--- Your objective ---
Match the word "Residency". Return each line of the data below where it appears.

--- Source records ---
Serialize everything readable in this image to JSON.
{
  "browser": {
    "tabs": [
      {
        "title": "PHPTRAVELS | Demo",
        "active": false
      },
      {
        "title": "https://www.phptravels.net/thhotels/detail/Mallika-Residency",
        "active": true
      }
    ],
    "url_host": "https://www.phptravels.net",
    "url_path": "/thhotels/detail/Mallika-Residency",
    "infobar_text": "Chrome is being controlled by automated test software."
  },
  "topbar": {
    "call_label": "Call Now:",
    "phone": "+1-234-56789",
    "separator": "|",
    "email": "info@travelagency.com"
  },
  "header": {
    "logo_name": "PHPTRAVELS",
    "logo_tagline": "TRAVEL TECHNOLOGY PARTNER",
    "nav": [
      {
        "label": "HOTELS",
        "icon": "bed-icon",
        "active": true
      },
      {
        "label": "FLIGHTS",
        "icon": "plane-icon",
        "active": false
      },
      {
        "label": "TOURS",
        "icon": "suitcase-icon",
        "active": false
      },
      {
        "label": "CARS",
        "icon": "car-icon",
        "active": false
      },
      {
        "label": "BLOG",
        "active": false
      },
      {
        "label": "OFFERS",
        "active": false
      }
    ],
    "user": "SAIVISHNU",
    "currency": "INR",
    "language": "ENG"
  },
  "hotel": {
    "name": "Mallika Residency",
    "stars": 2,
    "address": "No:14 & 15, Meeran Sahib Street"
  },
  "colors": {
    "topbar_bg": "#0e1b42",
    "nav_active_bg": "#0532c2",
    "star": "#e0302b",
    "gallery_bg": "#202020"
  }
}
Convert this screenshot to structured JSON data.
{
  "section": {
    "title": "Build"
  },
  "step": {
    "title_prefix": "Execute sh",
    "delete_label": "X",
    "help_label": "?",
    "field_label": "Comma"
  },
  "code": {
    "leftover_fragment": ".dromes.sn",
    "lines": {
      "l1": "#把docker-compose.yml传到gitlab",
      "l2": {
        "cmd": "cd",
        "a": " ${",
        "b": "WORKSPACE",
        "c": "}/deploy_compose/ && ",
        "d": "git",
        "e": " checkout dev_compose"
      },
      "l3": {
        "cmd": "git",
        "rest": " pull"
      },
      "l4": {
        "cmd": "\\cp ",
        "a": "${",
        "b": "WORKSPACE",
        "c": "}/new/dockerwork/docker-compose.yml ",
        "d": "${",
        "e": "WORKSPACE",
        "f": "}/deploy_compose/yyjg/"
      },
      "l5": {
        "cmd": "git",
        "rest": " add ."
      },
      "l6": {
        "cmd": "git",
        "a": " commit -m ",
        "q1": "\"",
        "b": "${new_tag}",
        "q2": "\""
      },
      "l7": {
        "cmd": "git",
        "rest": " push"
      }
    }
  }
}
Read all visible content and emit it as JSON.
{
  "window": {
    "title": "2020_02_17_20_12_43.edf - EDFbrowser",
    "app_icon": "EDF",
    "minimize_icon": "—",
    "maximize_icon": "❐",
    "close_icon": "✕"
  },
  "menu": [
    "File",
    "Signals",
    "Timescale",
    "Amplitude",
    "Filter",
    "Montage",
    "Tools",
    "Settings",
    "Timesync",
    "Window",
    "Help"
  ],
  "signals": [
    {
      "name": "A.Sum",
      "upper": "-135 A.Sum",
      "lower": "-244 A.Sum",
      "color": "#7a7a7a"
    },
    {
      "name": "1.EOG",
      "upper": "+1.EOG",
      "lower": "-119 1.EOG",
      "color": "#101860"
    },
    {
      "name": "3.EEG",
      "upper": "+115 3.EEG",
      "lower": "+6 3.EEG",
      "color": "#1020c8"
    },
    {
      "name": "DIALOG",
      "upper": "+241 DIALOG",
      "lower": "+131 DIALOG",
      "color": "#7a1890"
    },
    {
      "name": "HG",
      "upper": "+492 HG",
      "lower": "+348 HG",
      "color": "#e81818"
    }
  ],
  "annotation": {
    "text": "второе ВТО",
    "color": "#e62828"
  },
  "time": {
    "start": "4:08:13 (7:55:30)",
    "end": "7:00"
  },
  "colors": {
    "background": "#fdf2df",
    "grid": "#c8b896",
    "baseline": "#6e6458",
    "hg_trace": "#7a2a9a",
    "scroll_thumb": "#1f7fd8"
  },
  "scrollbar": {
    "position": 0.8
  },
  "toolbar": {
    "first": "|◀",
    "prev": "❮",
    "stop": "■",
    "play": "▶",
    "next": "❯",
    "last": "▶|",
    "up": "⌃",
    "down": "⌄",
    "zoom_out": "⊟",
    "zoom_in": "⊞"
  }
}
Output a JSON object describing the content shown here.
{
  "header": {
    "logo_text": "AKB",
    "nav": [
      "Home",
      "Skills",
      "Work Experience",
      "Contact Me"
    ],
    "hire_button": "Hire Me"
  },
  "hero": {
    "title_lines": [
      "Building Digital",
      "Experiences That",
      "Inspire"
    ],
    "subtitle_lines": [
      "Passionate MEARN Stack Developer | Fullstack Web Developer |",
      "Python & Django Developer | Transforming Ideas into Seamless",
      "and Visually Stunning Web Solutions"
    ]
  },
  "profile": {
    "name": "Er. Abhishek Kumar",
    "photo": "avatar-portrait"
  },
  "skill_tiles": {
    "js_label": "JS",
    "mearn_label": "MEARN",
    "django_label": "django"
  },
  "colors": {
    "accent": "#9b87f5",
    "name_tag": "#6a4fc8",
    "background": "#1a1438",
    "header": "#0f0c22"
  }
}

--- Response area ---
        "title": "https://www.phptravels.net/thhotels/detail/Mallika-Residency",
    "url_path": "/thhotels/detail/Mallika-Residency",
    "name": "Mallika Residency",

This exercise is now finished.